TRY IT –
Retype the records below exactly. Leave nothing out.

[RECORD SET Boundary: Start]

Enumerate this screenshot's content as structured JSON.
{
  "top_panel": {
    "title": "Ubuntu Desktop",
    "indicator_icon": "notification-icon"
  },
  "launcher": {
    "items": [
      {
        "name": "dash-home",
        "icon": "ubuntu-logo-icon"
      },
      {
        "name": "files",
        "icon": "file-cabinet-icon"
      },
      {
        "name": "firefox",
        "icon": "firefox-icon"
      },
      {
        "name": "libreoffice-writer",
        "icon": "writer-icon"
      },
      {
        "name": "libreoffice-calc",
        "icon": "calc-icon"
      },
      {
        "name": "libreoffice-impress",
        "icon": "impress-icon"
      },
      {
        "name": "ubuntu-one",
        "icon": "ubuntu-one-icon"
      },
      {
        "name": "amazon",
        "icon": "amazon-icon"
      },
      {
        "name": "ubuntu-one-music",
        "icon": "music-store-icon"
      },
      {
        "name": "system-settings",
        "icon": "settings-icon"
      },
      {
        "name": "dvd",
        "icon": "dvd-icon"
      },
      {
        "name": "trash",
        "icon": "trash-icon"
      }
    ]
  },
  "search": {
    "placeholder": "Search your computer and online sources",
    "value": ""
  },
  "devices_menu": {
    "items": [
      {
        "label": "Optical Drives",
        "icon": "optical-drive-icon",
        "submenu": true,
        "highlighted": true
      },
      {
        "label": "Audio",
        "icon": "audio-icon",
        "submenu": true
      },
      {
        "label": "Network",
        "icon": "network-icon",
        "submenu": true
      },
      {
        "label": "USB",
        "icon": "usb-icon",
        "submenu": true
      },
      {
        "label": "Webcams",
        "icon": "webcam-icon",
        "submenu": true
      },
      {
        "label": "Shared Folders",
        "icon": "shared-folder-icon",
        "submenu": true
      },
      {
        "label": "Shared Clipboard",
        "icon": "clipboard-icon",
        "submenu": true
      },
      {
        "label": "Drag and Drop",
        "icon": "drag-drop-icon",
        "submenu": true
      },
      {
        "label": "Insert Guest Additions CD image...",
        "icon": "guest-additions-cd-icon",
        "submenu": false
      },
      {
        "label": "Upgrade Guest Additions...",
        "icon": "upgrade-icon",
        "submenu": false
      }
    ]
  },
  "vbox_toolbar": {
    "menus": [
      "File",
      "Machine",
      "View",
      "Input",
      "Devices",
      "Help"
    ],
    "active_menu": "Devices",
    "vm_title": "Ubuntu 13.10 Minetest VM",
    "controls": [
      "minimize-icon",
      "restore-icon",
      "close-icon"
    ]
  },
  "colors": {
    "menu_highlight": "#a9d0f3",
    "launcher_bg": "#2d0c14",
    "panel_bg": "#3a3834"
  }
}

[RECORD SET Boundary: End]

WRITTEN SOLUTION –
Enumerate this screenshot's content as structured JSON.
{
  "top_panel": {
    "title": "Ubuntu Desktop",
    "indicator_icon": "notification-icon"
  },
  "launcher": {
    "items": [
      {
        "name": "dash-home",
        "icon": "ubuntu-logo-icon"
      },
      {
        "name": "files",
        "icon": "file-cabinet-icon"
      },
      {
        "name": "firefox",
        "icon": "firefox-icon"
      },
      {
        "name": "libreoffice-writer",
        "icon": "writer-icon"
      },
      {
        "name": "libreoffice-calc",
        "icon": "calc-icon"
      },
      {
        "name": "libreoffice-impress",
        "icon": "impress-icon"
      },
      {
        "name": "ubuntu-one",
        "icon": "ubuntu-one-icon"
      },
      {
        "name": "amazon",
        "icon": "amazon-icon"
      },
      {
        "name": "ubuntu-one-music",
        "icon": "music-store-icon"
      },
      {
        "name": "system-settings",
        "icon": "settings-icon"
      },
      {
        "name": "dvd",
        "icon": "dvd-icon"
      },
      {
        "name": "trash",
        "icon": "trash-icon"
      }
    ]
  },
  "search": {
    "placeholder": "Search your computer and online sources",
    "value": ""
  },
  "devices_menu": {
    "items": [
      {
        "label": "Optical Drives",
        "icon": "optical-drive-icon",
        "submenu": true,
        "highlighted": true
      },
      {
        "label": "Audio",
        "icon": "audio-icon",
        "submenu": true
      },
      {
        "label": "Network",
        "icon": "network-icon",
        "submenu": true
      },
      {
        "label": "USB",
        "icon": "usb-icon",
        "submenu": true
      },
      {
        "label": "Webcams",
        "icon": "webcam-icon",
        "submenu": true
      },
      {
        "label": "Shared Folders",
        "icon": "shared-folder-icon",
        "submenu": true
      },
      {
        "label": "Shared Clipboard",
        "icon": "clipboard-icon",
        "submenu": true
      },
      {
        "label": "Drag and Drop",
        "icon": "drag-drop-icon",
        "submenu": true
      },
      {
        "label": "Insert Guest Additions CD image...",
        "icon": "guest-additions-cd-icon",
        "submenu": false
      },
      {
        "label": "Upgrade Guest Additions...",
        "icon": "upgrade-icon",
        "submenu": false
      }
    ]
  },
  "vbox_toolbar": {
    "menus": [
      "File",
      "Machine",
      "View",
      "Input",
      "Devices",
      "Help"
    ],
    "active_menu": "Devices",
    "vm_title": "Ubuntu 13.10 Minetest VM",
    "controls": [
      "minimize-icon",
      "restore-icon",
      "close-icon"
    ]
  },
  "colors": {
    "menu_highlight": "#a9d0f3",
    "launcher_bg": "#2d0c14",
    "panel_bg": "#3a3834"
  }
}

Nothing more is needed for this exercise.